Day 7  Tuesday, October 20, 2015

After an evening in Yokohoma, the second largest metropolis in Japan, we headed back to Tokyo for a few last cultural highlights.  We visited Senso-ji Temple and Asakusa Shrine. This urban temple and shrine was much more crowded than the one we had visited in Yamanashi. We toured Nakamise-Dori picking up last minute souvenirs. As we headed to the Narita airport, reflecting on the lessons of the trip, we concluded that we would continue to use the bridges built during participation in the Kakehashi program. The United States and Japan are economic super powers with many common advantages and common challenges. Our culture and norms will shape how we respond to these challenges, and what works in Japan will not always work in the United States and vice versa.  Yet we have much to learn from each other, particularly as our governments and societies confront the challenges of an aging population, a shrinking work-force, tepid economic growth, and a social safety net stretched to the limit as a result. As a forum for the exchange of ideas, the National Economists Club is an ideal partner with the Japan International Cooperation Center (JICE) in the Kakehashi program, and we plan to invite our new friends to be a part of our discussions on potential solutions to these shared challenges at our regular meetings in Washington, DC.

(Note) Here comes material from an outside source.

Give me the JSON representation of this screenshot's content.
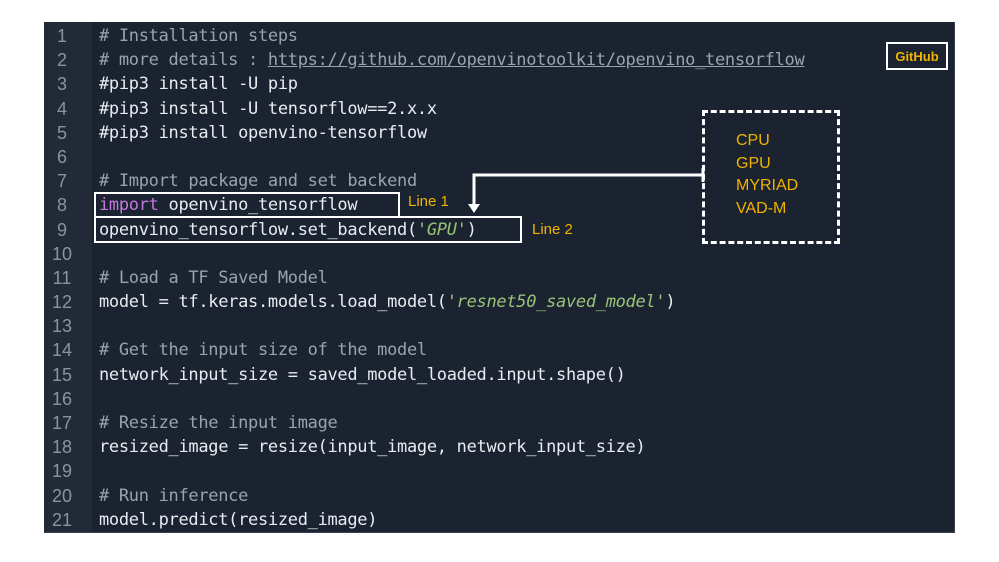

Opportunity to Participate in a Study Tour to Japan
Date: September 18, 2015
To: KAKEHASHI Project Participants

Please join us in congratulating the ten applicants who were selected as our Kakehashi Scholars for 2015. Their names and work affiliations are listed below.


  • John Bennett                   REMI
  • Daniel Brown                   House Committee on Small Business
  • Tammy Chang                 US Department of the Treasury
  • Andrew Clough               Evenflow Macro
  • Julie Gressley                  IHS
  • Danielle Hale                  National Association of Realtors®
  • Amanda Lawrence          FDIC
  • Kyle McCormick               Export-Import Bank of the United States
  • Elliott Nethercutt              NERC
  • Hanjie Yu                          Simple Mills

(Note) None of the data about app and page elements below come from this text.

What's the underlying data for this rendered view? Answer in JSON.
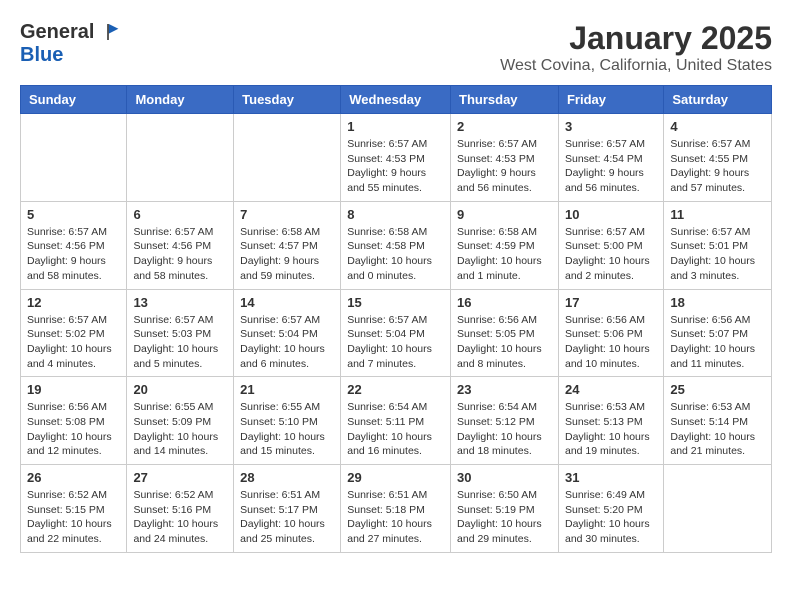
{
  "header": {
    "logo_general": "General",
    "logo_blue": "Blue",
    "month_title": "January 2025",
    "location": "West Covina, California, United States"
  },
  "calendar": {
    "days_of_week": [
      "Sunday",
      "Monday",
      "Tuesday",
      "Wednesday",
      "Thursday",
      "Friday",
      "Saturday"
    ],
    "weeks": [
      [
        {
          "day": "",
          "info": ""
        },
        {
          "day": "",
          "info": ""
        },
        {
          "day": "",
          "info": ""
        },
        {
          "day": "1",
          "info": "Sunrise: 6:57 AM\nSunset: 4:53 PM\nDaylight: 9 hours\nand 55 minutes."
        },
        {
          "day": "2",
          "info": "Sunrise: 6:57 AM\nSunset: 4:53 PM\nDaylight: 9 hours\nand 56 minutes."
        },
        {
          "day": "3",
          "info": "Sunrise: 6:57 AM\nSunset: 4:54 PM\nDaylight: 9 hours\nand 56 minutes."
        },
        {
          "day": "4",
          "info": "Sunrise: 6:57 AM\nSunset: 4:55 PM\nDaylight: 9 hours\nand 57 minutes."
        }
      ],
      [
        {
          "day": "5",
          "info": "Sunrise: 6:57 AM\nSunset: 4:56 PM\nDaylight: 9 hours\nand 58 minutes."
        },
        {
          "day": "6",
          "info": "Sunrise: 6:57 AM\nSunset: 4:56 PM\nDaylight: 9 hours\nand 58 minutes."
        },
        {
          "day": "7",
          "info": "Sunrise: 6:58 AM\nSunset: 4:57 PM\nDaylight: 9 hours\nand 59 minutes."
        },
        {
          "day": "8",
          "info": "Sunrise: 6:58 AM\nSunset: 4:58 PM\nDaylight: 10 hours\nand 0 minutes."
        },
        {
          "day": "9",
          "info": "Sunrise: 6:58 AM\nSunset: 4:59 PM\nDaylight: 10 hours\nand 1 minute."
        },
        {
          "day": "10",
          "info": "Sunrise: 6:57 AM\nSunset: 5:00 PM\nDaylight: 10 hours\nand 2 minutes."
        },
        {
          "day": "11",
          "info": "Sunrise: 6:57 AM\nSunset: 5:01 PM\nDaylight: 10 hours\nand 3 minutes."
        }
      ],
      [
        {
          "day": "12",
          "info": "Sunrise: 6:57 AM\nSunset: 5:02 PM\nDaylight: 10 hours\nand 4 minutes."
        },
        {
          "day": "13",
          "info": "Sunrise: 6:57 AM\nSunset: 5:03 PM\nDaylight: 10 hours\nand 5 minutes."
        },
        {
          "day": "14",
          "info": "Sunrise: 6:57 AM\nSunset: 5:04 PM\nDaylight: 10 hours\nand 6 minutes."
        },
        {
          "day": "15",
          "info": "Sunrise: 6:57 AM\nSunset: 5:04 PM\nDaylight: 10 hours\nand 7 minutes."
        },
        {
          "day": "16",
          "info": "Sunrise: 6:56 AM\nSunset: 5:05 PM\nDaylight: 10 hours\nand 8 minutes."
        },
        {
          "day": "17",
          "info": "Sunrise: 6:56 AM\nSunset: 5:06 PM\nDaylight: 10 hours\nand 10 minutes."
        },
        {
          "day": "18",
          "info": "Sunrise: 6:56 AM\nSunset: 5:07 PM\nDaylight: 10 hours\nand 11 minutes."
        }
      ],
      [
        {
          "day": "19",
          "info": "Sunrise: 6:56 AM\nSunset: 5:08 PM\nDaylight: 10 hours\nand 12 minutes."
        },
        {
          "day": "20",
          "info": "Sunrise: 6:55 AM\nSunset: 5:09 PM\nDaylight: 10 hours\nand 14 minutes."
        },
        {
          "day": "21",
          "info": "Sunrise: 6:55 AM\nSunset: 5:10 PM\nDaylight: 10 hours\nand 15 minutes."
        },
        {
          "day": "22",
          "info": "Sunrise: 6:54 AM\nSunset: 5:11 PM\nDaylight: 10 hours\nand 16 minutes."
        },
        {
          "day": "23",
          "info": "Sunrise: 6:54 AM\nSunset: 5:12 PM\nDaylight: 10 hours\nand 18 minutes."
        },
        {
          "day": "24",
          "info": "Sunrise: 6:53 AM\nSunset: 5:13 PM\nDaylight: 10 hours\nand 19 minutes."
        },
        {
          "day": "25",
          "info": "Sunrise: 6:53 AM\nSunset: 5:14 PM\nDaylight: 10 hours\nand 21 minutes."
        }
      ],
      [
        {
          "day": "26",
          "info": "Sunrise: 6:52 AM\nSunset: 5:15 PM\nDaylight: 10 hours\nand 22 minutes."
        },
        {
          "day": "27",
          "info": "Sunrise: 6:52 AM\nSunset: 5:16 PM\nDaylight: 10 hours\nand 24 minutes."
        },
        {
          "day": "28",
          "info": "Sunrise: 6:51 AM\nSunset: 5:17 PM\nDaylight: 10 hours\nand 25 minutes."
        },
        {
          "day": "29",
          "info": "Sunrise: 6:51 AM\nSunset: 5:18 PM\nDaylight: 10 hours\nand 27 minutes."
        },
        {
          "day": "30",
          "info": "Sunrise: 6:50 AM\nSunset: 5:19 PM\nDaylight: 10 hours\nand 29 minutes."
        },
        {
          "day": "31",
          "info": "Sunrise: 6:49 AM\nSunset: 5:20 PM\nDaylight: 10 hours\nand 30 minutes."
        },
        {
          "day": "",
          "info": ""
        }
      ]
    ]
  }
}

Chaperone:  Charles Baschnagel, Vice President of Special Programs, NEC